▶ [Raw data]
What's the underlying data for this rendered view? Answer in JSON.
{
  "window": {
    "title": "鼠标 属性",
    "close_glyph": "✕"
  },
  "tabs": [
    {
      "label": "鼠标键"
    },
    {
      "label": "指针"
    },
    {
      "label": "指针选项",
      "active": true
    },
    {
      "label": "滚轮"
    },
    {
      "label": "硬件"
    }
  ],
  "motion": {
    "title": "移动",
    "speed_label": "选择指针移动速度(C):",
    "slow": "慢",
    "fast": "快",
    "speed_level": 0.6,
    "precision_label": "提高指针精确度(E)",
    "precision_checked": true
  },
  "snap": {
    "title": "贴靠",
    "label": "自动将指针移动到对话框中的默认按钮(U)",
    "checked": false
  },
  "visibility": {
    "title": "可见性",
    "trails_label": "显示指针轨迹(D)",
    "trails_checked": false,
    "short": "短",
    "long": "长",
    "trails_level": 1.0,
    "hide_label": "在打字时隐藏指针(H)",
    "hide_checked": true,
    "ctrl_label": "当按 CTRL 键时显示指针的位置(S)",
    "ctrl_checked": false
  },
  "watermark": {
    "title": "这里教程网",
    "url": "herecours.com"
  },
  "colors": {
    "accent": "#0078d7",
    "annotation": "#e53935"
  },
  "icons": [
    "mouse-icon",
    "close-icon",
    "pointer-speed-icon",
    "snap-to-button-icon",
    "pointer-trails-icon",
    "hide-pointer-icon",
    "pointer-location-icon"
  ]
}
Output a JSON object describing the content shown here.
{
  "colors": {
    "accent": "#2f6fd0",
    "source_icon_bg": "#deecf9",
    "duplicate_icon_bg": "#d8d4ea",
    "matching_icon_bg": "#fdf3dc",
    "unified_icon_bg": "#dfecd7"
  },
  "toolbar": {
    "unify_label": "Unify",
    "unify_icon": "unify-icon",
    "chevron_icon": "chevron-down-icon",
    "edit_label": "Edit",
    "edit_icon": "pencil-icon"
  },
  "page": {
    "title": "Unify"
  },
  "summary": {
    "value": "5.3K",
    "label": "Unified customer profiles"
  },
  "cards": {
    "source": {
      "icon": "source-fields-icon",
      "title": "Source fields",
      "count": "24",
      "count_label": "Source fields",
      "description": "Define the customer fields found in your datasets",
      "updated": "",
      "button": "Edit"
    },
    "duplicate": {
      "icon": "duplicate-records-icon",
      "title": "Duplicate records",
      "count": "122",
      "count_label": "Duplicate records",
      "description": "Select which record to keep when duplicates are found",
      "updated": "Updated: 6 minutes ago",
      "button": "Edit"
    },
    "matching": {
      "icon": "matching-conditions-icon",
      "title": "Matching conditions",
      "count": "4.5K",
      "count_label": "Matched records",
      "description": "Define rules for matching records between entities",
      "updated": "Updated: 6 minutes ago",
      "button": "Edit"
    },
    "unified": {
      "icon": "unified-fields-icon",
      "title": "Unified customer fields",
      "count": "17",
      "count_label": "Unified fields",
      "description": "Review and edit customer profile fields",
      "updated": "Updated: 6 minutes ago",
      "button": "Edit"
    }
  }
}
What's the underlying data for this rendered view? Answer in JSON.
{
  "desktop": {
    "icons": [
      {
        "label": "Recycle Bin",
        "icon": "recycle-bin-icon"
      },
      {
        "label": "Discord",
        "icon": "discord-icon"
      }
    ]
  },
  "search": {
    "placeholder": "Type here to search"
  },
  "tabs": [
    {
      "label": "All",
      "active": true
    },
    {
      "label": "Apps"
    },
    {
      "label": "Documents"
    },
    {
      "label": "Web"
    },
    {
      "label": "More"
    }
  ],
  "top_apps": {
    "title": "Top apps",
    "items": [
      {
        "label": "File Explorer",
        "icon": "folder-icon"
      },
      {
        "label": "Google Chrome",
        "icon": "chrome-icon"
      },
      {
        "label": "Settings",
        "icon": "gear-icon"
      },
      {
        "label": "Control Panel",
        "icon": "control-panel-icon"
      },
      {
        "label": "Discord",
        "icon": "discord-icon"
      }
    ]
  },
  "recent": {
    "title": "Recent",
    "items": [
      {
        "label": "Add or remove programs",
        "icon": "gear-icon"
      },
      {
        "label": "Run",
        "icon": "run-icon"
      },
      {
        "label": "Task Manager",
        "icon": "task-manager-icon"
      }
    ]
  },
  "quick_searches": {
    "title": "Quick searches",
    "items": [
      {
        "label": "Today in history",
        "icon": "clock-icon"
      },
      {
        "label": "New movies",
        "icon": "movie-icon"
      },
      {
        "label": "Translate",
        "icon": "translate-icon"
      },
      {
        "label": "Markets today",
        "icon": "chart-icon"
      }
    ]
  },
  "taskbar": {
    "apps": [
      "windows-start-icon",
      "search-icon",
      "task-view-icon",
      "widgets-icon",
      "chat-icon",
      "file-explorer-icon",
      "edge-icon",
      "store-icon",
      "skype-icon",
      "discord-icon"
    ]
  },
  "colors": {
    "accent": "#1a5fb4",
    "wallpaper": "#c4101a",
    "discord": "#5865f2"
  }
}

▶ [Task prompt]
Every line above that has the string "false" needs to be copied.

▶ [Written solution]
    "checked": false
    "trails_checked": false,
    "ctrl_checked": false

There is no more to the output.